Some scientists are now saying that due to climate change, high temperatures could be adversely affecting agricultural crops as much as rain irregularities. In the US, high temperatures have now diminished the yield of many crops and vegetables. The problem appears to be both a rise in day-time temperatures combined with high night-time temperatures. The magnitude of recent temperature trends is larger than those of precipitation in most cases.
High night-time temperatures have a negative impact on yield, as heat affects evaporation and the life process of the crop, which becomes compressed. And when the atmosphere gets warmer, the atmospheric demand for water increases.
In the deep south of the US, tomatoes can no longer be grown in summer because of pollination problems. The same applies to snap beans.
Ken Boote at the University of Florida found that rice and sorghum plants failed to produce grain when the average 24-hour temperature is 35 ░C. Drought is often blamed for poor crops, and indeed drought-resistant crops are currently being researched, but the situation is complex because higher temperatures in turn mean that more water is required.

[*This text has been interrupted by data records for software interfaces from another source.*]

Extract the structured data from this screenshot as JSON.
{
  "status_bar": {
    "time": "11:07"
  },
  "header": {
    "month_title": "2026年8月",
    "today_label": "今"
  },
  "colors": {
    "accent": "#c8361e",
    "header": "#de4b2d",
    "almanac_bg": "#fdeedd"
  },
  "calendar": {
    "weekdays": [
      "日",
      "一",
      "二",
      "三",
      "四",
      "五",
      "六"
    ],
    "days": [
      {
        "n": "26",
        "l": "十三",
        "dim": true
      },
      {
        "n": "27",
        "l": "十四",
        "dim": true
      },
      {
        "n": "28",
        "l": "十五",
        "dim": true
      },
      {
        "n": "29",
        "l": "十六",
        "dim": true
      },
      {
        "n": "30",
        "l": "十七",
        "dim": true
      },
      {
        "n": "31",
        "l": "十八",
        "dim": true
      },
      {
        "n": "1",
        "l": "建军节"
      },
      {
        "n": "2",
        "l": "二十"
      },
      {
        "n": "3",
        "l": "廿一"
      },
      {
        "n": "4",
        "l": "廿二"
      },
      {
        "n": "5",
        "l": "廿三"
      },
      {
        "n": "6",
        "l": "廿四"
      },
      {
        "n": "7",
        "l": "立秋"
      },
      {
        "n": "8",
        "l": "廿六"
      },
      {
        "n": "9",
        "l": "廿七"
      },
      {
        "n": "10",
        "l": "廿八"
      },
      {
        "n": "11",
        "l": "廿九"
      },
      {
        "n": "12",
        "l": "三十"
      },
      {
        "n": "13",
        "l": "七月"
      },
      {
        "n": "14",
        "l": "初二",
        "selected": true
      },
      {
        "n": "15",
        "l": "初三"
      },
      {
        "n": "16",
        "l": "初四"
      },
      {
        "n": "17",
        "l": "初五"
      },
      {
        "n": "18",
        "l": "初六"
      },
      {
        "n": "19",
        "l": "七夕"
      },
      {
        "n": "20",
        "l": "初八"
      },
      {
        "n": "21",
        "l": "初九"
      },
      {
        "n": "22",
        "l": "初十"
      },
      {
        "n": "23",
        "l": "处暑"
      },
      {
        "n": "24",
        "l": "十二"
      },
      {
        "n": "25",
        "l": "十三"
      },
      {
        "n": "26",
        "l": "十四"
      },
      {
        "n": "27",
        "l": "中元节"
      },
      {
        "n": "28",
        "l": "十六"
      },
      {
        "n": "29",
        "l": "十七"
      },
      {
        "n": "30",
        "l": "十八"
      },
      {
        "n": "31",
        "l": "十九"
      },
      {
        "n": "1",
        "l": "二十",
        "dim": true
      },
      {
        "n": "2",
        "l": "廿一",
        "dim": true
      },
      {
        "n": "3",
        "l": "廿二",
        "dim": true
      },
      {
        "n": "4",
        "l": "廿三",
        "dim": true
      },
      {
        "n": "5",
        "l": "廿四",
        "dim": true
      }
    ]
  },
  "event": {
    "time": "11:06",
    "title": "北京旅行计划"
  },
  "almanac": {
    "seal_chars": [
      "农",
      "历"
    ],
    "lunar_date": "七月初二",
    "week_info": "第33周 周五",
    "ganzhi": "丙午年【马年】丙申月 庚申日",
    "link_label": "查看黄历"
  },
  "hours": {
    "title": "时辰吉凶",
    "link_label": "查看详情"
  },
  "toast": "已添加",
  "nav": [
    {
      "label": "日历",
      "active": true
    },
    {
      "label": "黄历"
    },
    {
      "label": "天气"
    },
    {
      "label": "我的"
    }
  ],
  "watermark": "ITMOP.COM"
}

A climate study of world corn, wheat, soybean and rice yields over the last three decades (1980-2008) was published in May 2011 and conclued that it was heat, not rainfall, that affected plant growth the most. The impact of heat on plant growth needs more study, scientists say.